  • Persuader. Convincing the neighborhood junk yard dog to find his sport elsewhere.
  • Secretary. Holding down diagrams on the hood of your truck.
  • Coaching Tool. Using it to mark the defensive team players in flag football plays.
  • Physical Science tests. Seeing how far you can skip a flat one across the lake.
  • Emergency Access. Hiding an extra key in the bushes in case you lock yourself out. You thought I was going to say break a window, didn’t you?
  • Fire Starter. Smack two of the flinty ones together and you can make a spark.
  • Whetting Tool. Nothing manmade is better for putting an edge on a cutting tool.

8. bailing wire.
Do people even know what bailing wire is anymore? Or it's close cousin, binder twine?
Number 8 on the greatest tools of all times list that most versatile of all binders, Bailing Wire. Here are a few of its most common uses.
  • Key retriever. Combine a length of bailing wire with a sticky piece of chewing gum to retrieve the key that fell through the sewer grating.
  • Chum Tie. Grind up your bait fish in a gallon milk jug with the top cut off and freeze it with a length of bailing wire sticking through it. Then hang it off the back of your boat.
  • Wrench Holder. Sting all your box end wrenches together and hook the wire ends together.
  • Socket holder. Use the same technique as above.
  • Fish Stringer. Inside the gill out the mouth.
  • Wire Fisher. Hook it on your coax cable and you can fish it through most any place.
  • Marshmallow Rotisserie. Poke it on and find a fire.
  • Music. Combine a length with an empty bucket and a broom handle.
  • Fastener. It will hold nearly anything too hot for duct tape.
  • Lid Saver. Attach your trash can lid to one side of the can and the wind won’t blow it away.

2. vise grip.
Not the greatest tool... but it gets used a lot
Here are a few of its many wonderful uses.
  • It will open the most stubborn of beer bottles (I disavow any first hand knowledge of this).
  • It will easily clamp on to the little nub left after the tine breaks off your zipper and pull that sucker right up to your belt buckle.
  • It is the only tool I know that is specifically designed to unscrew any bolt or nut you have already ruined by stripping it.
  • Excellent for clamping on to and rocking-back-and-forth-until-they-break bolts that are too stupid to come off correctly.
  • If you turn it around it makes a pretty good hammer for banging on stubborn parts.
  • Good for clamping things steady on your work bench.
  • Great for crimping closed a leaking radiator tube (at least until you can get to the service station).
  • A short term fastener to hold together two pieces of most anything from which the bolt has been lost.
  • A right impressive noggin knocker in a rough and tumble.
  • It will also clamp open the repair manual to the right page while your replacing your alternator or dynamo.

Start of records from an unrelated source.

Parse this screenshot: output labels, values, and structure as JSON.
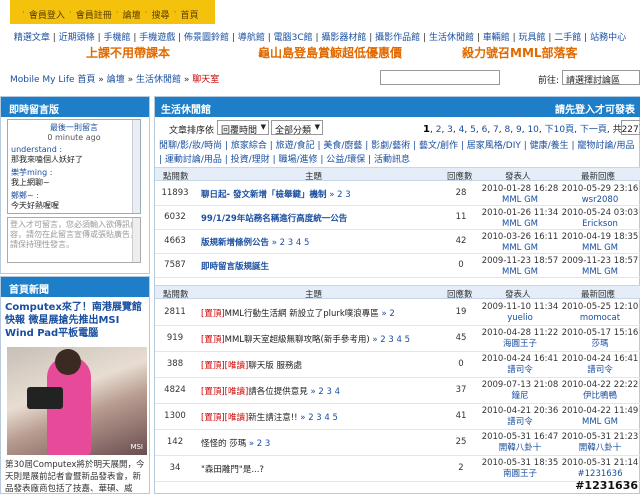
{
  "topnav": [
    "會員登入",
    "會員註冊",
    "論壇",
    "搜尋",
    "首頁"
  ],
  "links": [
    "精選文章",
    "近期頭條",
    "手機館",
    "手機遊戲",
    "佈景圖鈴館",
    "導航館",
    "電腦3C館",
    "攝影器材館",
    "攝影作品館",
    "生活休閒館",
    "車輛館",
    "玩具館",
    "二手館",
    "站務中心"
  ],
  "promos": [
    "上課不用帶課本",
    "龜山島登島賞鯨超低優惠價",
    "殺力號召MML部落客"
  ],
  "breadcrumb": {
    "home": "Mobile My Life 首頁",
    "sep": "»",
    "forum": "論壇",
    "section": "生活休閒館",
    "current": "聊天室"
  },
  "goto": {
    "label": "前往:",
    "value": "請選擇討論區"
  },
  "chat": {
    "title": "即時留言版",
    "first": "最後一則留言",
    "ago": "0 minute ago",
    "messages": [
      {
        "who": "understand :",
        "text": "那我來嗑個人妖好了"
      },
      {
        "who": "樂芋ming :",
        "text": "我上網聊~"
      },
      {
        "who": "鄭鄭~ :",
        "text": "今天好熱喔喔"
      }
    ],
    "input_placeholder": "登入才可留言，您必須輸入欲傳訊內容，請勿在此留言宣傳或張貼廣告，請保持理性發言。"
  },
  "news": {
    "title": "首頁新聞",
    "headline": "Computex來了！南港展覽館快報 微星展搶先推出MSI Wind Pad平板電腦",
    "photo_label": "MSI",
    "body": "第30屆Computex將於明天展開，今天則是展前記者會暨新品發表會，新品發表廠商包括了技嘉、華碩、威盛、微軟、創見、功..."
  },
  "main": {
    "title": "生活休閒館",
    "login_note": "請先登入才可發表",
    "sort_label": "文章排序依",
    "sort_value": "回覆時間",
    "filter_value": "全部分類",
    "pager": {
      "current": "1",
      "pages": [
        "2",
        "3",
        "4",
        "5",
        "6",
        "7",
        "8",
        "9",
        "10"
      ],
      "next10": "下10頁",
      "next": "下一頁",
      "total": "共227頁"
    },
    "categories": "閒聊/影/妝/時尚 | 旅家綜合 | 旅遊/食記 | 美食/廚藝 | 影劇/藝術 | 藝文/創作 | 居家風格/DIY | 健康/養生 | 寵物討論/用品 | 運動討論/用品 | 投資/理財 | 職場/進修 | 公益/環保 | 活動訊息",
    "headers": {
      "views": "點閱數",
      "topic": "主題",
      "replies": "回應數",
      "author": "發表人",
      "last": "最新回應"
    }
  },
  "pinned": [
    {
      "views": "11893",
      "title": "聊日起- 發文新增「檢舉鍵」機制",
      "pages": "» 2 3",
      "replies": "28",
      "adate": "2010-01-28 16:28",
      "author": "MML GM",
      "ldate": "2010-05-29 23:16",
      "lname": "wsr2080"
    },
    {
      "views": "6032",
      "title": "99/1/29年站務名稱進行高度統一公告",
      "pages": "",
      "replies": "11",
      "adate": "2010-01-26 11:34",
      "author": "MML GM",
      "ldate": "2010-05-24 03:03",
      "lname": "Erickson"
    },
    {
      "views": "4663",
      "title": "版規新增條例公告",
      "pages": "» 2 3 4 5",
      "replies": "42",
      "adate": "2010-03-26 16:11",
      "author": "MML GM",
      "ldate": "2010-04-19 18:35",
      "lname": "MML GM"
    },
    {
      "views": "7587",
      "title": "即時留言版規誕生",
      "pages": "",
      "replies": "0",
      "adate": "2009-11-23 18:57",
      "author": "MML GM",
      "ldate": "2009-11-23 18:57",
      "lname": "MML GM"
    }
  ],
  "topics": [
    {
      "views": "2811",
      "tag": "[置頂]",
      "title": "MML行動生活網 新設立了plurk噗浪專區",
      "pages": "» 2",
      "replies": "19",
      "adate": "2009-11-10 11:34",
      "author": "yuelio",
      "ldate": "2010-05-25 12:10",
      "lname": "momocat"
    },
    {
      "views": "919",
      "tag": "[置頂]",
      "title": "MML聊天室超級無聊攻略(新手參考用)",
      "pages": "» 2 3 4 5",
      "replies": "45",
      "adate": "2010-04-28 11:22",
      "author": "海圓王子",
      "ldate": "2010-05-17 15:16",
      "lname": "莎瑪"
    },
    {
      "views": "388",
      "tag": "[置頂][唯讀]",
      "title": "聊天版 服務處",
      "pages": "",
      "replies": "0",
      "adate": "2010-04-24 16:41",
      "author": "譜司令",
      "ldate": "2010-04-24 16:41",
      "lname": "譜司令"
    },
    {
      "views": "4824",
      "tag": "[置頂][唯讀]",
      "title": "請各位提供意見",
      "pages": "» 2 3 4",
      "replies": "37",
      "adate": "2009-07-13 21:08",
      "author": "鐘尼",
      "ldate": "2010-04-22 22:22",
      "lname": "伊比鴨鴨"
    },
    {
      "views": "1300",
      "tag": "[置頂][唯讀]",
      "title": "新生請注意!!",
      "pages": "» 2 3 4 5",
      "replies": "41",
      "adate": "2010-04-21 20:36",
      "author": "譜司令",
      "ldate": "2010-04-22 11:49",
      "lname": "MML GM"
    },
    {
      "views": "142",
      "tag": "",
      "title": "怪怪的 莎瑪",
      "pages": "» 2 3",
      "replies": "25",
      "adate": "2010-05-31 16:47",
      "author": "開韓八卦十",
      "ldate": "2010-05-31 21:23",
      "lname": "開韓八卦十"
    },
    {
      "views": "34",
      "tag": "",
      "title": "\"森田雕門\"是...?",
      "pages": "",
      "replies": "2",
      "adate": "2010-05-31 18:35",
      "author": "南圓王子",
      "ldate": "2010-05-31 21:14",
      "lname": "#1231636"
    }
  ],
  "watermark": "#1231636"
}
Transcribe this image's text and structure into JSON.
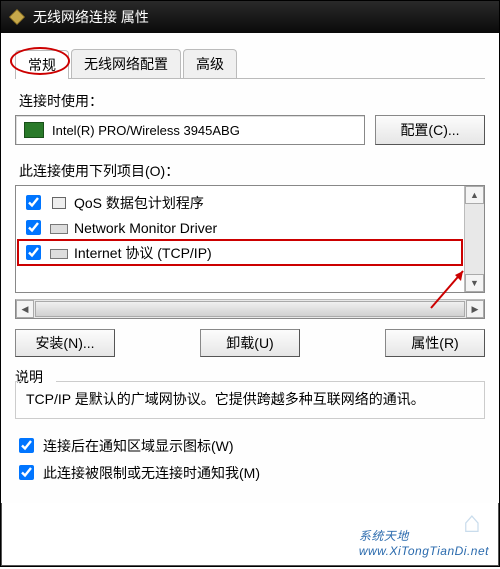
{
  "window": {
    "title": "无线网络连接 属性"
  },
  "tabs": {
    "general": "常规",
    "wireless": "无线网络配置",
    "advanced": "高级"
  },
  "connect_using_label": "连接时使用：",
  "adapter": {
    "name": "Intel(R) PRO/Wireless 3945ABG"
  },
  "configure_button": "配置(C)...",
  "items_label": "此连接使用下列项目(O)：",
  "items": {
    "qos": "QoS 数据包计划程序",
    "nm": "Network Monitor Driver",
    "tcpip": "Internet 协议 (TCP/IP)"
  },
  "buttons": {
    "install": "安装(N)...",
    "uninstall": "卸载(U)",
    "properties": "属性(R)"
  },
  "description": {
    "heading": "说明",
    "text": "TCP/IP 是默认的广域网协议。它提供跨越多种互联网络的通讯。"
  },
  "checkboxes": {
    "show_icon": "连接后在通知区域显示图标(W)",
    "notify_limited": "此连接被限制或无连接时通知我(M)"
  },
  "watermark": {
    "brand": "系统天地",
    "url": "www.XiTongTianDi.net"
  }
}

1. duct tape
Of course, this is #1. Especially if you are Canadian.
I believe the merits of duct tape should be shouted from the mountaintops. The longer I live the more uses I find for this invaluable resource.

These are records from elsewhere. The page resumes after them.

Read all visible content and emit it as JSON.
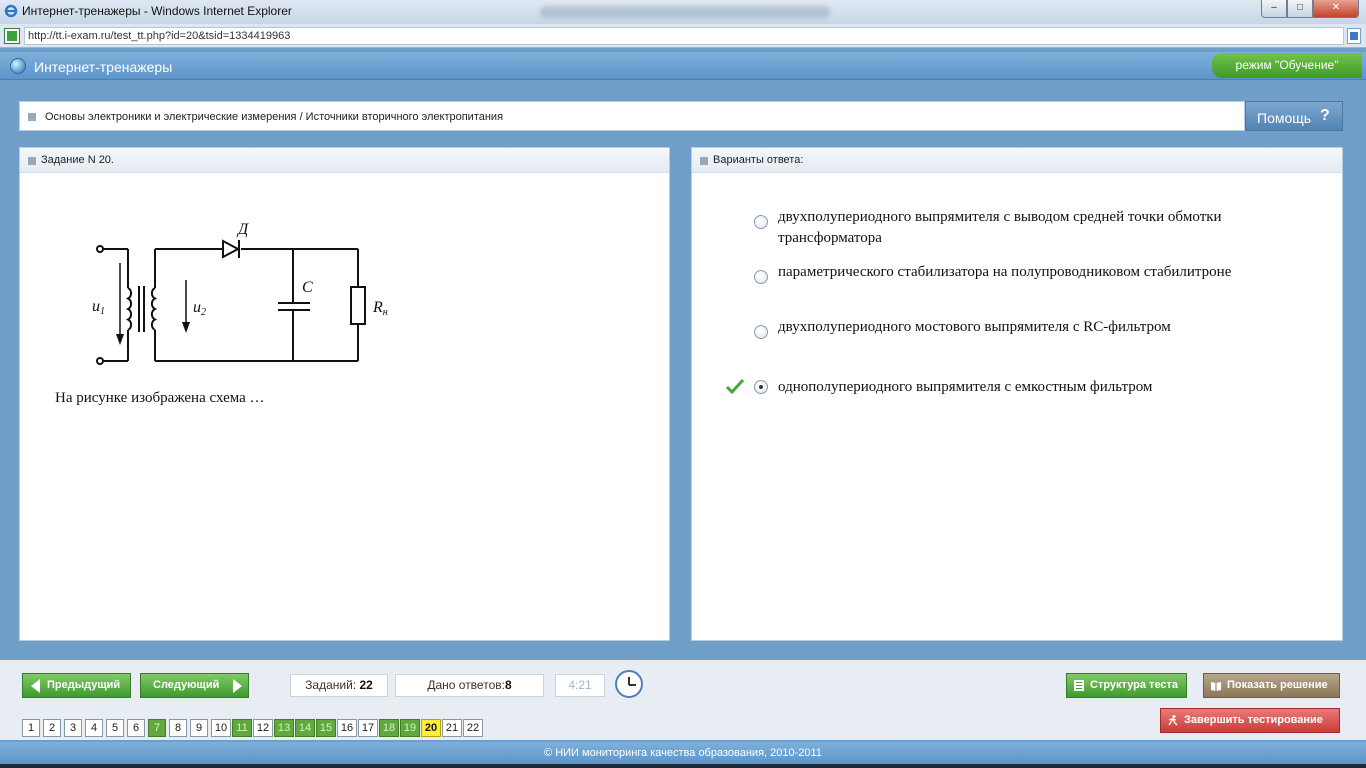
{
  "window": {
    "title": "Интернет-тренажеры - Windows Internet Explorer",
    "url": "http://tt.i-exam.ru/test_tt.php?id=20&tsid=1334419963",
    "controls": {
      "minimize": "–",
      "maximize": "□",
      "close": "✕"
    }
  },
  "app": {
    "title": "Интернет-тренажеры",
    "mode": "режим \"Обучение\""
  },
  "breadcrumb": "Основы электроники и электрические измерения / Источники вторичного электропитания",
  "help": {
    "label": "Помощь",
    "icon": "?"
  },
  "task": {
    "header": "Задание N 20.",
    "question": "На рисунке изображена схема …",
    "circuit_labels": {
      "u1": "u",
      "u1_sub": "1",
      "u2": "u",
      "u2_sub": "2",
      "diode": "Д",
      "capacitor": "C",
      "resistor": "R",
      "resistor_sub": "н"
    }
  },
  "answers": {
    "header": "Варианты ответа:",
    "options": [
      {
        "text": "двухполупериодного выпрямителя с выводом средней точки обмотки трансформатора",
        "selected": false,
        "correct": false
      },
      {
        "text": "параметрического стабилизатора на полупроводниковом стабилитроне",
        "selected": false,
        "correct": false
      },
      {
        "text": "двухполупериодного мостового выпрямителя с RC-фильтром",
        "selected": false,
        "correct": false
      },
      {
        "text": "однополупериодного выпрямителя с емкостным фильтром",
        "selected": true,
        "correct": true
      }
    ]
  },
  "navigation": {
    "prev": "Предыдущий",
    "next": "Следующий",
    "tasks_label": "Заданий:",
    "tasks_count": "22",
    "answers_label": "Дано ответов:",
    "answers_count": "8",
    "timer": "4:21",
    "structure": "Структура теста",
    "show_solution": "Показать решение",
    "finish": "Завершить тестирование"
  },
  "pages": [
    {
      "n": "1",
      "state": "plain"
    },
    {
      "n": "2",
      "state": "plain"
    },
    {
      "n": "3",
      "state": "plain"
    },
    {
      "n": "4",
      "state": "plain"
    },
    {
      "n": "5",
      "state": "plain"
    },
    {
      "n": "6",
      "state": "plain"
    },
    {
      "n": "7",
      "state": "answered"
    },
    {
      "n": "8",
      "state": "plain"
    },
    {
      "n": "9",
      "state": "plain"
    },
    {
      "n": "10",
      "state": "plain"
    },
    {
      "n": "11",
      "state": "answered"
    },
    {
      "n": "12",
      "state": "plain"
    },
    {
      "n": "13",
      "state": "answered"
    },
    {
      "n": "14",
      "state": "answered"
    },
    {
      "n": "15",
      "state": "answered"
    },
    {
      "n": "16",
      "state": "plain"
    },
    {
      "n": "17",
      "state": "plain"
    },
    {
      "n": "18",
      "state": "answered"
    },
    {
      "n": "19",
      "state": "answered"
    },
    {
      "n": "20",
      "state": "current"
    },
    {
      "n": "21",
      "state": "plain"
    },
    {
      "n": "22",
      "state": "plain"
    }
  ],
  "footer": "© НИИ мониторинга качества образования, 2010-2011",
  "colors": {
    "accent_blue": "#5d95c9",
    "answered_green": "#62a83e",
    "current_yellow": "#ffef3a",
    "finish_red": "#c93c39"
  }
}
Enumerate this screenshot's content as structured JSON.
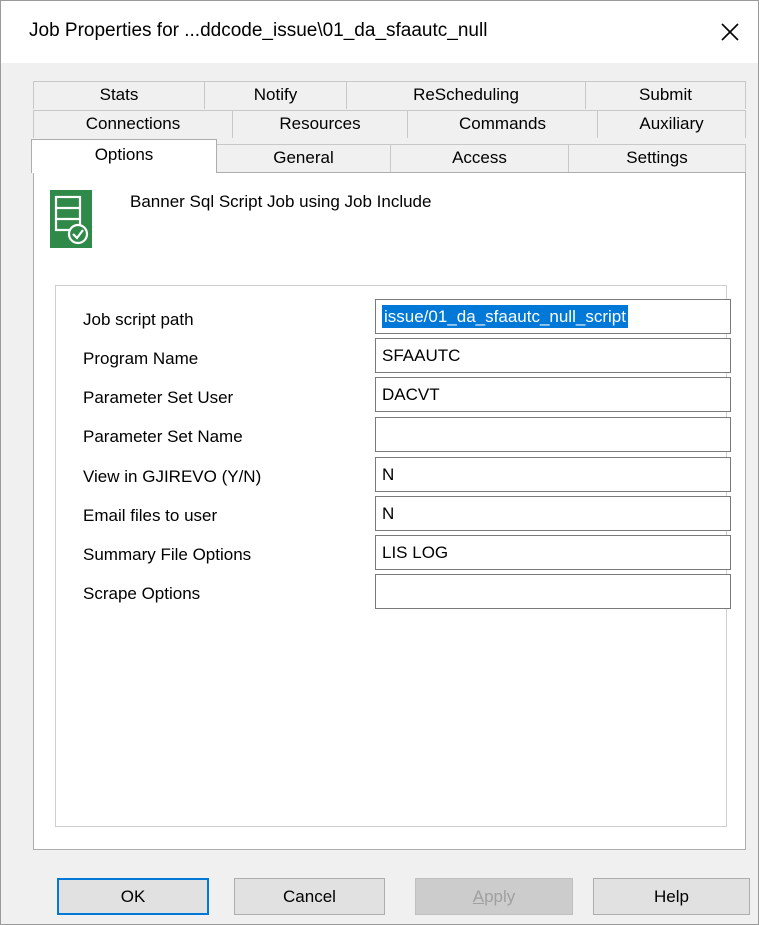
{
  "window": {
    "title": "Job Properties for ...ddcode_issue\\01_da_sfaautc_null"
  },
  "tabs": {
    "row1": [
      "Stats",
      "Notify",
      "ReScheduling",
      "Submit"
    ],
    "row2": [
      "Connections",
      "Resources",
      "Commands",
      "Auxiliary"
    ],
    "row3": [
      "Options",
      "General",
      "Access",
      "Settings"
    ],
    "active": "Options"
  },
  "options": {
    "icon": "sql-script-job-icon",
    "description": "Banner Sql Script Job using Job Include",
    "fields": [
      {
        "label": "Job script path",
        "value": "issue/01_da_sfaautc_null_script"
      },
      {
        "label": "Program Name",
        "value": "SFAAUTC"
      },
      {
        "label": "Parameter Set User",
        "value": "DACVT"
      },
      {
        "label": "Parameter Set Name",
        "value": ""
      },
      {
        "label": "View in GJIREVO (Y/N)",
        "value": "N"
      },
      {
        "label": "Email files to user",
        "value": "N"
      },
      {
        "label": "Summary File Options",
        "value": "LIS LOG"
      },
      {
        "label": "Scrape Options",
        "value": ""
      }
    ]
  },
  "buttons": {
    "ok": "OK",
    "cancel": "Cancel",
    "apply_first": "A",
    "apply_rest": "pply",
    "help": "Help"
  },
  "colors": {
    "accent": "#0078d7",
    "icon_green": "#2f8a4a"
  }
}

Here is a list of my favorite few.
  • Securing computer cables.
  • It is great for splicing wires because it is wider and more sturdy than black electrical tape.
  • Emergency luggage patch.
  • Repairing and marking your guitar case.
  • Hide a key under your fender.
  • Emergency hose repair.
  • Holding the batteries in your remote control.
  • Tape an extra desk key under your desk.
  • Remove those long ear hairs the come with middle age (ouch!).

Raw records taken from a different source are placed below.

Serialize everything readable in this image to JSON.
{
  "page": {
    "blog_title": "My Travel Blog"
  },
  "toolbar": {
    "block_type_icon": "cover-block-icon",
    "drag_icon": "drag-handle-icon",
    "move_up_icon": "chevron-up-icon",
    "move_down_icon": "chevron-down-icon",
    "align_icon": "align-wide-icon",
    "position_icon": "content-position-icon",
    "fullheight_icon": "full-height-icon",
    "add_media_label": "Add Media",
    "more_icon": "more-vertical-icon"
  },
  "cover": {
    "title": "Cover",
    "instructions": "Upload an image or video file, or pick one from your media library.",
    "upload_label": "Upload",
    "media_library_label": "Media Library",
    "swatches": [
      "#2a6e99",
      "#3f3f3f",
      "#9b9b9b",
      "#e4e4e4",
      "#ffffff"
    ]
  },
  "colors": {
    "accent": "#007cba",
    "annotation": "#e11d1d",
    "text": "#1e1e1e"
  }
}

Extra bonus. Add a few years to that favorite book by re-enforcing the ragged binding.

1 comment:

michael lewis said...

I am sorry, but duct tape is dead to me.

I once used a soup can cut down the side with top and bottom removed to cover / patch a small (massive) rust spot (hole / non-existant section) in the exhaust of my '85 Jetta.

To hold the soup can in place, I used duct tape.

I would also like to add the following:
#1 - the soup can was from your wife's blue box
#2 - the duct tape was from your "tool" box
#3 - good thing you rented that house because my car leaked all sorts of fluids and lost parts and didn't your tap water taste like antifreeze and rust? How was I to know that dumping used oil and other auto fuids into the storm drain was not a good thing?

The finale:

The duct tape couldn't even take a little heat from the exhaust pipe / soup can and melted away in less than 13 km, which is the distance from Aylmer to Barnabas.